On 29 September 2015 the Inner House of the Court of Session (Scottish Appeal Court) issued its Decision in the case of Young v Macvean 2015 CSIH 70.
The Appeal Court overturned the Decision at first instance to the effect that Mrs Young fell into the category of secondary victims.
David Young was a pedestrian aged 26 who was struck and killed by a car driven by the Defender which mounted a pavement. The Defender was ultimately convicted of a contravention of the Road Traffic Act 1988, Section 1.
At the original Proof liability was admitted and there were two points at issue (1) whether Mrs Young was a secondary victim entitled to make a claim as an individual and recover for personal injury (psychological), loss of earnings and services and (2) the appropriate damages figure for loss of society, etc in respect of the death of her son.
At the time of his death David Young had been on his way to a gym. The Pursuer had arranged to meet him at the gym. On her way there she saw the damaged car and an obvious accident. At that time however she did not know the accident involved her son. The Court noted that she had actually felt relieved because her son could not drive and her daughter was at home.
At the gym she discovered missed calls on her phone from her daughter and discovered that the accident had involved a young boy. She became very agitated and indeed hysterical.
It was maintained on behalf of Mrs Young that she was a secondary victim. At first instance the Court held that Mrs Young’s psychological injury related not just to being told about her son’s death but to her experience at the accident scene. It was said it would be “wholly artificial” to separate these two aspects and that she was a secondary victim when considering the conditions set down in Alcock.
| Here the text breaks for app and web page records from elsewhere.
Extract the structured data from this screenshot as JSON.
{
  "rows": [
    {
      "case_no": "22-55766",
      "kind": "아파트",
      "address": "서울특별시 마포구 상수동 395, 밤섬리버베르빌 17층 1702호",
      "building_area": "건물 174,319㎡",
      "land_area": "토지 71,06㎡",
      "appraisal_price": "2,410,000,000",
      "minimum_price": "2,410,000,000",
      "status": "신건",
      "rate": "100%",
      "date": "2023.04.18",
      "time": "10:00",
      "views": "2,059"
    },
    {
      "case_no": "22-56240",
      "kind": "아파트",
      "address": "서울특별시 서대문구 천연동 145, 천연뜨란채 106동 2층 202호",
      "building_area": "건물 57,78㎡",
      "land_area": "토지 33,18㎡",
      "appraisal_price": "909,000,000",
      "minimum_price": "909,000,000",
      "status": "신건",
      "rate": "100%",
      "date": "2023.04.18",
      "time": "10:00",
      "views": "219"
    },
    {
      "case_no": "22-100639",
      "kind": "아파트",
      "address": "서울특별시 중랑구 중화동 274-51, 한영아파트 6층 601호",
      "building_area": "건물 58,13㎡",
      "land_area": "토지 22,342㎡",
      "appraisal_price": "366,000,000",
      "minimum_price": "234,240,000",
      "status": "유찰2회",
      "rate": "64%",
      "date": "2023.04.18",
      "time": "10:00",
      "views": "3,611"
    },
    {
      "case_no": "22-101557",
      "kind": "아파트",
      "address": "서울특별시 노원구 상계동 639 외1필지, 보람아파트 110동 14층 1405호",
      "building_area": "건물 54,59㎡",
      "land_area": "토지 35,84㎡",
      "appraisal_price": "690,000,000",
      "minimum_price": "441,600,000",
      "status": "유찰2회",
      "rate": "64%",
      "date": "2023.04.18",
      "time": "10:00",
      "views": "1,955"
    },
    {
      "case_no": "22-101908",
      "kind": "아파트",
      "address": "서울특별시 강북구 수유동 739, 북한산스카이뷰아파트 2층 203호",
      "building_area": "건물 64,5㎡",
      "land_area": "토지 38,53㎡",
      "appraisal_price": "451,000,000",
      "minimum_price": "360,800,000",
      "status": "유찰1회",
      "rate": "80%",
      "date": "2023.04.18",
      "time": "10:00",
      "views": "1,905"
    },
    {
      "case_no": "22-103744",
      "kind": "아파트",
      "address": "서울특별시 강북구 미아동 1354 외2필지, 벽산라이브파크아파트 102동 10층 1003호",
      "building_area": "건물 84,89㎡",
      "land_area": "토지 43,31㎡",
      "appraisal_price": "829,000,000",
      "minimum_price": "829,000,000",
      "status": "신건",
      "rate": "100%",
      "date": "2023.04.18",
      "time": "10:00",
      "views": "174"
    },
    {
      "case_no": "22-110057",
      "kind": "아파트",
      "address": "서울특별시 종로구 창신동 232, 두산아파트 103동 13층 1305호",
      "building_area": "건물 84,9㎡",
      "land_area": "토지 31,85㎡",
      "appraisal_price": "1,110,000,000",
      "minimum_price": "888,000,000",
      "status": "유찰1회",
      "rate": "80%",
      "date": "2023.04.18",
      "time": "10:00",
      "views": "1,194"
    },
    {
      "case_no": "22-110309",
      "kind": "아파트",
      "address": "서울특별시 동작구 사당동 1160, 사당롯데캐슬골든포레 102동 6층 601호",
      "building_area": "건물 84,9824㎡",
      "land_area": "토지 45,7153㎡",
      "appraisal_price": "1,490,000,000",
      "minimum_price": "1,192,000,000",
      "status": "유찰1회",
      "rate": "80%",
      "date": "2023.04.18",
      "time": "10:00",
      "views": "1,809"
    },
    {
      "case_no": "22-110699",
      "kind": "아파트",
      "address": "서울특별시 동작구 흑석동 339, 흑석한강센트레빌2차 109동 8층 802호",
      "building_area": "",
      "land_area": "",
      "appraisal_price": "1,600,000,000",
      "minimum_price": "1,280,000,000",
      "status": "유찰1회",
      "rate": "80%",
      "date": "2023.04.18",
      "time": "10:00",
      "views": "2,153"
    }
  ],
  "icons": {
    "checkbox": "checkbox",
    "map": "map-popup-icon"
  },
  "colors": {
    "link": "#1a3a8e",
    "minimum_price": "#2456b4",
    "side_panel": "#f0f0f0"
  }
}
Alcock v Chief Constable of South Yorkshire Police (the Hillsborough football tragedy) set out that there were three criteria which had to be met for a person to be a secondary victim:-
- That the psychiatric injury was caused by “shock” from “the sudden appreciation by sight or by sound of a horrifying event, which violently agitates the mind”.
- That the person concerned had a close tie of love and affection with the victim.
- That the person had to be sufficiently proximate in time and space to the event ie, that they had actually seen it or arrived in the “immediate aftermath”.
Mrs Young was initially relieved that neither of her children could have been in the accident. As information became available at the gym, she became increasingly upset and hysterical.
The Appeal Court took the view that Mrs Young didn’t suffer “nervous shock” as a result of seeing the aftermath of the accident. Her psychological injury, if to give rise to a claim, could not be a result of being told about her son’s death which was what had happened in this particular case.
The Appeal Court said that the existence of Mrs Young’s psychiatric illness did not assist in satisfying the “control mechanism”. It went on to say “A claim will arise only in the highly particular circumstances where the illness is the result of direct perception of the distressing phenomenon. On the evidence as narrated by the Lord Ordinary, that did not occur here. The Pursuer was not a secondary victim and accordingly is not entitled to damages in respect of her psychiatric illness.”
The Appeal Court also dealt with the question of the loss of society, etc award made to Mrs Young in terms of the Damages (Scotland) Act 2011. She had been awarded £80,000 and the Defender argued that sum was excessive.
The Decision reviews various Authorities and the Appeal Court said that although the position gave them “long pause for thought”, they were reluctant to interfere with the award because the Court at first instance had heard the evidence first hand. They went on to comment that each case was fact sensitive and in this particular case the death of her son had for Mrs Young a “special significance”. She had suffered a previous loss when her husband had been killed in a North Sea helicopter crash. There was also mention of what was described as the “upward pull of jury awards”.
The Decision at first instance clearly extended the secondary victim category beyond the Alcock criteria but the Appeal Court Decision reaffirms the position in Scotland as being based on these criteria.
So far as the loss of society, etc award of £80,000 is concerned, the unsuccessful appeal demonstrates the difficulty in successfully challenging loss of society etc awards – even against a background in this case where there was an argument that the circumstances should have been compared with a previous award of £42,000. “Long pause for thought” obviously wasn’t long enough!